When my daughter was newly wed, she lived half the continent away. On that first Christmas alone, I took myself to the zoo for distraction from self-pity. The bitter cold pushed me into the warmth of the veldt building. There I came upon the scene of another species as “a living nativity”: the father rhino was in his own pen next to the pen of mother and daughter asleep in their hay. My self-absorption gave way to wonder. Over the years, I’ve continued to explore rhinos both as themselves and as metaphors, mysterious and endangered.

Long After Lauds is your fourth book, preceded by a novel and two poetry collections. What was the process of writing this collection like for you? How has your writing life changed over the course of your career?

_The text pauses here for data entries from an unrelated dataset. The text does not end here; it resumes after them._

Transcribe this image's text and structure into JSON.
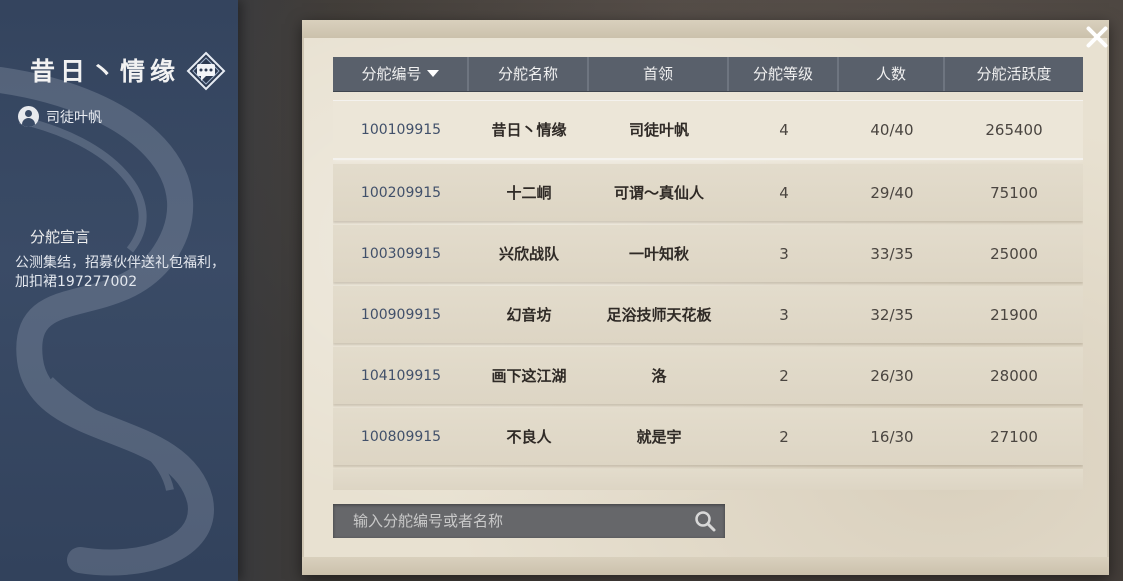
{
  "side": {
    "guild_name": "昔日丶情缘",
    "leader_name": "司徒叶帆",
    "declaration_title": "分舵宣言",
    "declaration_text": "公测集结，招募伙伴送礼包福利，加扣裙197277002",
    "chat_icon": "chat-icon"
  },
  "table": {
    "headers": [
      "分舵编号",
      "分舵名称",
      "首领",
      "分舵等级",
      "人数",
      "分舵活跃度"
    ],
    "sorted_by": "分舵编号",
    "rows": [
      {
        "id": "100109915",
        "name": "昔日丶情缘",
        "leader": "司徒叶帆",
        "level": "4",
        "members": "40/40",
        "activity": "265400"
      },
      {
        "id": "100209915",
        "name": "十二峒",
        "leader": "可谓～真仙人",
        "level": "4",
        "members": "29/40",
        "activity": "75100"
      },
      {
        "id": "100309915",
        "name": "兴欣战队",
        "leader": "一叶知秋",
        "level": "3",
        "members": "33/35",
        "activity": "25000"
      },
      {
        "id": "100909915",
        "name": "幻音坊",
        "leader": "足浴技师天花板",
        "level": "3",
        "members": "32/35",
        "activity": "21900"
      },
      {
        "id": "104109915",
        "name": "画下这江湖",
        "leader": "洛",
        "level": "2",
        "members": "26/30",
        "activity": "28000"
      },
      {
        "id": "100809915",
        "name": "不良人",
        "leader": "就是宇",
        "level": "2",
        "members": "16/30",
        "activity": "27100"
      }
    ]
  },
  "search": {
    "placeholder": "输入分舵编号或者名称"
  },
  "colors": {
    "side_panel": "#3a4b66",
    "header_bar": "#59606b",
    "parchment": "#e8e1d1",
    "id_text": "#41506a"
  }
}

This book includes many of the poems from the chapbook, The Ex-Nun Poems, which seems like double-dipping. I did this because I want the reader to understand that a monastic formation informs everything. Writer Karen Armstrong says the religious novitiate is a period of initiation so thorough its effects cannot be entirely undone. By including the ex-nun poems in here, all the other poems bear witness to that. Over the course of my career, my writing life has matured by being a close reader, teacher, mother, a woman engaged in the lives of my family, students, community. One can call this practice Keatsian “negative capability,” or compassion. I intend my writing life to offer an imaginative invitation to non-dualism, one that describes relationships richly textured by love.

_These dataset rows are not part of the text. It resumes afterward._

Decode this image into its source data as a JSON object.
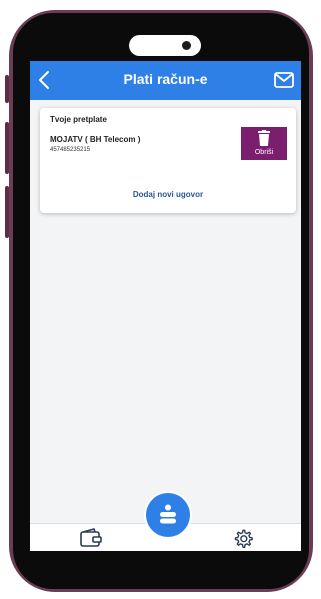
{
  "header": {
    "title": "Plati račun-e",
    "back_icon": "chevron-left-icon",
    "mail_icon": "mail-icon"
  },
  "subscriptions": {
    "section_title": "Tvoje pretplate",
    "items": [
      {
        "name": "MOJATV ( BH Telecom )",
        "number": "457485235215",
        "delete_label": "Obriši"
      }
    ],
    "add_link": "Dodaj novi ugovor"
  },
  "bottom_nav": {
    "left_icon": "wallet-icon",
    "center_icon": "bank-logo-icon",
    "right_icon": "gear-icon"
  },
  "colors": {
    "header": "#2e7fe6",
    "delete_button": "#7b1e6d",
    "link": "#2b5597",
    "screen_bg": "#f3f4f6",
    "phone_frame": "#6b3c54"
  }
}
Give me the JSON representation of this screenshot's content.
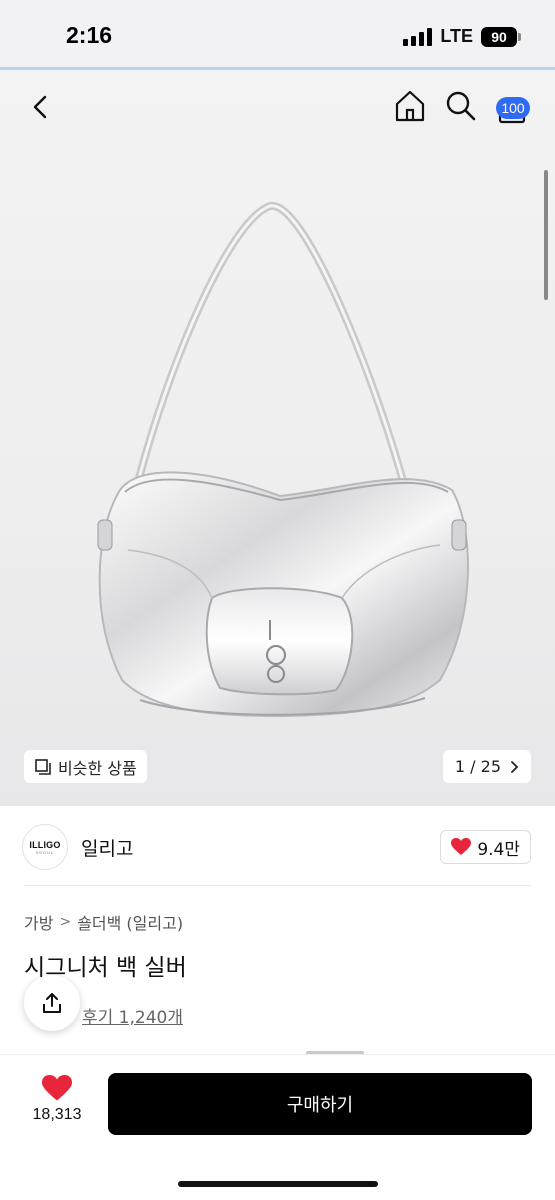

You’ve taught literature and creative writing at Wichita State University and served as a mentor in the MFA program at Seattle Pacific University. What is one piece of advice you would give to budding writers?

Read the classics, aloud, to digest the tradition, the forms, until you embody them in your own central stillness. That’s more than one piece of advice, but eventually these pieces kaleidoscopically come together in a unified field. Read, listen to your own or another’s voice, memorize, build up the knowledge of various technical moves so they feel as natural as physical habits, muscle memory. Plus they’re useful when you’re bored or have exhausted the personae and techniques you’ve come to rely on. There’s more than one way.

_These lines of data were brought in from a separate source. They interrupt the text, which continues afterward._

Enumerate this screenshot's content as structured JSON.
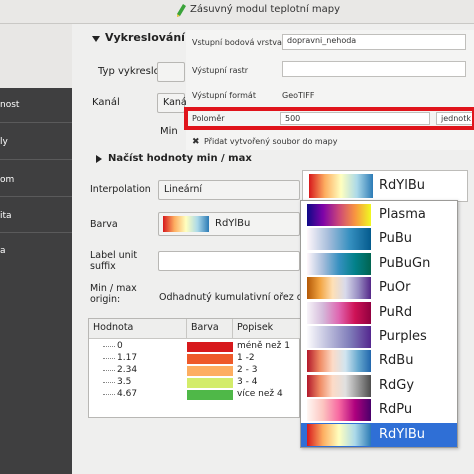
{
  "window": {
    "title": "Zásuvný modul teplotní mapy",
    "app_icon": "pencil-icon"
  },
  "sidebar": {
    "top_label": "",
    "items": [
      {
        "label": "nost"
      },
      {
        "label": "ly"
      },
      {
        "label": "om"
      },
      {
        "label": "ita"
      },
      {
        "label": "a"
      }
    ]
  },
  "section_render": {
    "title": "Vykreslování p",
    "type_label": "Typ vykreslování",
    "type_value": "",
    "channel_label": "Kanál",
    "channel_value": "Kaná",
    "min_label": "Min"
  },
  "settings": {
    "input_layer_label": "Vstupní bodová vrstva",
    "input_layer_value": "dopravni_nehoda",
    "output_raster_label": "Výstupní rastr",
    "output_raster_value": "",
    "output_format_label": "Výstupní formát",
    "output_format_value": "GeoTIFF",
    "radius_label": "Poloměr",
    "radius_value": "500",
    "radius_unit": "jednotk",
    "add_file_label": "Přidat vytvořený soubor do mapy"
  },
  "section_minmax": {
    "title": "Načíst hodnoty min / max"
  },
  "form": {
    "interpolation_label": "Interpolation",
    "interpolation_value": "Lineární",
    "color_label": "Barva",
    "color_value": "RdYlBu",
    "unit_suffix_label": "Label unit suffix",
    "minmax_origin_label": "Min / max origin:",
    "minmax_origin_value": "Odhadnutý kumulativní ořez of"
  },
  "table": {
    "headers": [
      "Hodnota",
      "Barva",
      "Popisek"
    ],
    "rows": [
      {
        "value": "0",
        "color": "#d7191c",
        "label": "méně než 1"
      },
      {
        "value": "1.17",
        "color": "#ee5a2a",
        "label": "1 -2"
      },
      {
        "value": "2.34",
        "color": "#fdae61",
        "label": "2 - 3"
      },
      {
        "value": "3.5",
        "color": "#d3ec6a",
        "label": "3 - 4"
      },
      {
        "value": "4.67",
        "color": "#4fb848",
        "label": "více než 4"
      }
    ]
  },
  "ramp_dropdown": {
    "current": "RdYlBu",
    "options": [
      {
        "name": "Plasma",
        "gradient": "linear-gradient(90deg,#0d0887,#7e03a8,#cc4778,#f89540,#f0f921)",
        "selected": false
      },
      {
        "name": "PuBu",
        "gradient": "linear-gradient(90deg,#fff7fb,#a6bddb,#3690c0,#045a8d)",
        "selected": false
      },
      {
        "name": "PuBuGn",
        "gradient": "linear-gradient(90deg,#fff7fb,#a6bddb,#3690c0,#02818a,#016450)",
        "selected": false
      },
      {
        "name": "PuOr",
        "gradient": "linear-gradient(90deg,#b35806,#f1a340,#fee0b6,#d8daeb,#998ec3,#542788)",
        "selected": false
      },
      {
        "name": "PuRd",
        "gradient": "linear-gradient(90deg,#f7f4f9,#d4b9da,#df65b0,#ce1256,#91003f)",
        "selected": false
      },
      {
        "name": "Purples",
        "gradient": "linear-gradient(90deg,#fcfbfd,#bcbddc,#807dba,#54278f)",
        "selected": false
      },
      {
        "name": "RdBu",
        "gradient": "linear-gradient(90deg,#b2182b,#ef8a62,#fddbc7,#d1e5f0,#67a9cf,#2166ac)",
        "selected": false
      },
      {
        "name": "RdGy",
        "gradient": "linear-gradient(90deg,#b2182b,#ef8a62,#fddbc7,#e0e0e0,#999999,#4d4d4d)",
        "selected": false
      },
      {
        "name": "RdPu",
        "gradient": "linear-gradient(90deg,#fff7f3,#fcc5c0,#f768a1,#ae017e,#49006a)",
        "selected": false
      },
      {
        "name": "RdYlBu",
        "gradient": "linear-gradient(90deg,#d7191c,#fdae61,#ffffbf,#abd9e9,#2c7bb6)",
        "selected": true
      }
    ]
  },
  "colors": {
    "highlight_border": "#e0141b",
    "selection": "#2f6fd6",
    "sidebar_bg": "#3f3f40"
  }
}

In Long After Lauds, you take your readers to some unexpected places: from the cloister to the depths of the ocean, from the Champs-Elysees to an American desert highway, from adult tap classes to Comicon. Curiosity and exploration are a common thread throughout the collection. So, now that this book has been completed, what’s ahead? Where will you take us next?

Next, I will take you to France, particularly Orleans in 1981 and 1429. It’s a memoir in poetry in which Joan of Arc’s influence continues. In a different project, more rhino poems ultimately take the form of a kind of bestiary.